The ability to say no — to refuse to do something you don’t want to do, clearly and without apologising — is an important skill.
Many people find it extremely difficult to say “no”. They are afraid that doing so will upset the other person, make it appear that they don't care or appear obstructive. After all, when you say “no” you are denying someone else something they want and it is possible they may be unhappy, angry or upset. However, sometimes, you just have to say no.
There are four steps to saying no clearly.
- Listen carefully to the request, both to show respect for the other person and find out exactly what you are being asked to do.
- Decline clearly to avoid building hopes or misleading the other person.
- Give a reason.
- Wherever possible, suggest an alternative.
You are likely, occasionally, to meet someone who simply won’t take no for an answer. There is a technique you can use to get your message across in this situation.
Sticking to ‘no’
- State your position positively. Say what you can do. For example “I don’t have time today, I could look at it tomorrow”.
- Don’t pick up on any side issues raised by the other person.
- Rephrase your statement slightly, such as “Yes, I could look at that tomorrow, but I don’t have time today” but make sure it is essentially the same statement.
- Use a calm unemotional tone, no matter what the other person says or does.
- Don’t compromise unless you honestly change your opinion.

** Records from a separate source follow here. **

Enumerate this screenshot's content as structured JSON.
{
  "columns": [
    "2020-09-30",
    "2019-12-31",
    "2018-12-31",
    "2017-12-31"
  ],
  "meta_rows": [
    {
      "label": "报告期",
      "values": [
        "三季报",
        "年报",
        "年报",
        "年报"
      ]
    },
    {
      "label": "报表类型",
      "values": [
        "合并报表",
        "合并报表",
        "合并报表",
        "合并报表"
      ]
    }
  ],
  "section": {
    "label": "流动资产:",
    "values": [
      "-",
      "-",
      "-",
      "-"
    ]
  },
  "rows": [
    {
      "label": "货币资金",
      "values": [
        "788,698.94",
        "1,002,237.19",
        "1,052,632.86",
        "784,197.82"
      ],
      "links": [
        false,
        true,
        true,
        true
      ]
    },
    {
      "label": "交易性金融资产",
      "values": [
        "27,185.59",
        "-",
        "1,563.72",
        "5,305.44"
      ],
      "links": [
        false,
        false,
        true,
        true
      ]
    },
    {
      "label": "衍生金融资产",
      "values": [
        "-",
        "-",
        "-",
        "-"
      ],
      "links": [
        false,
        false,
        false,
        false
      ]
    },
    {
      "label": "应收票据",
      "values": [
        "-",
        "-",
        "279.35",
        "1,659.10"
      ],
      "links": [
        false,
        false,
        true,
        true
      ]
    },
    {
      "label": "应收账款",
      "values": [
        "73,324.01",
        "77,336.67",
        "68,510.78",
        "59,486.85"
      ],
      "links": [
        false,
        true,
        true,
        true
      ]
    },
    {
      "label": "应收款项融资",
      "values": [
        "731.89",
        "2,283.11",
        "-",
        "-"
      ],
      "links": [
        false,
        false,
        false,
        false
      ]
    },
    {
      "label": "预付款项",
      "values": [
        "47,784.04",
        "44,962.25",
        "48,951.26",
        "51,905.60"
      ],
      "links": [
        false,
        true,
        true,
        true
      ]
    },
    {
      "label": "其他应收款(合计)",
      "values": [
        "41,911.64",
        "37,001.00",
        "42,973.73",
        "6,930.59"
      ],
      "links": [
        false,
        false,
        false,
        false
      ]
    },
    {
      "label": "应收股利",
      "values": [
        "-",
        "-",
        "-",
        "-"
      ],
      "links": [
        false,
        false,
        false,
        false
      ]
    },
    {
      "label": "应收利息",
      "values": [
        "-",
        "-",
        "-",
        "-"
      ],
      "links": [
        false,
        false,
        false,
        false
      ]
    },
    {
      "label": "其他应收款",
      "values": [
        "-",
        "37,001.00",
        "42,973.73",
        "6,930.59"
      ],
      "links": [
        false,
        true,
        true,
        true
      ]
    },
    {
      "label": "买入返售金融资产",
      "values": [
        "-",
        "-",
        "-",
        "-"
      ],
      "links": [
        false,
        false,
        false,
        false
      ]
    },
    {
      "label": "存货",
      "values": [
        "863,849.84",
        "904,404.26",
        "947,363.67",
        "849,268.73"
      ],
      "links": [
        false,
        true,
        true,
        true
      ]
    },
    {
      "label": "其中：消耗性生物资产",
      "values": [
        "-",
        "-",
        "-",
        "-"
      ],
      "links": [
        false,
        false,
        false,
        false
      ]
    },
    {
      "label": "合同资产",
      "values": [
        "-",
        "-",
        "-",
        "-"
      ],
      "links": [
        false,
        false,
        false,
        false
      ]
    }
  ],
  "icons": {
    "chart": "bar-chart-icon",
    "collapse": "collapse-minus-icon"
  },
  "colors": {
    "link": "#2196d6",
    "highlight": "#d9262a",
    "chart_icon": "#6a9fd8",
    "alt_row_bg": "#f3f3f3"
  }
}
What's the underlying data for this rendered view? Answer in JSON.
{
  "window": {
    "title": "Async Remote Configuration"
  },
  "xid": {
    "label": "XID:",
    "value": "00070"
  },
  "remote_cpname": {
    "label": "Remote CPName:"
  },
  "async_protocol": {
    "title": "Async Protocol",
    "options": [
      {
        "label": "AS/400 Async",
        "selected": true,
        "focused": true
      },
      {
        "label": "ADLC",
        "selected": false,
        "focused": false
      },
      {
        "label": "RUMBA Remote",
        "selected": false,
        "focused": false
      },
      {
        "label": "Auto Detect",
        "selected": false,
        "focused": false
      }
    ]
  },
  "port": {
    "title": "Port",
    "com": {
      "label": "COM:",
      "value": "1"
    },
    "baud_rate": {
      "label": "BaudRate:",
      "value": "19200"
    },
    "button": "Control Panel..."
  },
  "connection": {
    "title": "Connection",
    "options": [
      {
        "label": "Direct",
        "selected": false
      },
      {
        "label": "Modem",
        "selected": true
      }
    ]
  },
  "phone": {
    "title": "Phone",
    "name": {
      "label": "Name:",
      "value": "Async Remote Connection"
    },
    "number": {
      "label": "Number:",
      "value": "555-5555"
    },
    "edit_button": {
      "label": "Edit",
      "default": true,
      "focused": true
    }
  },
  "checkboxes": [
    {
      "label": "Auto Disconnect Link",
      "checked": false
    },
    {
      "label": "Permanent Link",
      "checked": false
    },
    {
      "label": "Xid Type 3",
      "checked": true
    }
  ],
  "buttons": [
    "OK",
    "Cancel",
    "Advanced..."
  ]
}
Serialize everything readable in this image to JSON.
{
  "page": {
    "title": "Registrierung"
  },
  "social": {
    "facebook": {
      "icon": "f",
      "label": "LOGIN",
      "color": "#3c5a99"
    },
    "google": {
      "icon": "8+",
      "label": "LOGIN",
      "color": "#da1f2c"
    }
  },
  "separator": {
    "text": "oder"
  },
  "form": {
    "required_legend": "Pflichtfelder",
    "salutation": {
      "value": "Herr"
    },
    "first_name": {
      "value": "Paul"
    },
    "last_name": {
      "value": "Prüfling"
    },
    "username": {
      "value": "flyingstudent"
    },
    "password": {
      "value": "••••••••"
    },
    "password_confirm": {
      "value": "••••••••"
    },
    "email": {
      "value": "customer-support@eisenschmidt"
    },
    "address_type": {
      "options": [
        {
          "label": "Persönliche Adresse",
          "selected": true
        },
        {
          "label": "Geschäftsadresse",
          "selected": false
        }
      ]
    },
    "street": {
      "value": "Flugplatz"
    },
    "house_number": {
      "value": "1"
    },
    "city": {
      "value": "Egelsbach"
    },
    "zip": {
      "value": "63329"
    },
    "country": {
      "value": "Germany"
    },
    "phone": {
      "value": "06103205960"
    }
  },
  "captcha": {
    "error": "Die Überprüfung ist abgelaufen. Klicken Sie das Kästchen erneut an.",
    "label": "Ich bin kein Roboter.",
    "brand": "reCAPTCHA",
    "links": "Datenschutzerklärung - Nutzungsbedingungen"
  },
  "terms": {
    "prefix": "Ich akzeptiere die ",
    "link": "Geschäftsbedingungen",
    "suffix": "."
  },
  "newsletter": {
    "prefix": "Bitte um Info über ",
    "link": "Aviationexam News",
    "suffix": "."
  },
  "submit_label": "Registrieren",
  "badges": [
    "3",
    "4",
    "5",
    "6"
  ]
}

- Don't fill any silences
- Keep at it. If you repeat it often enough, the message will get through.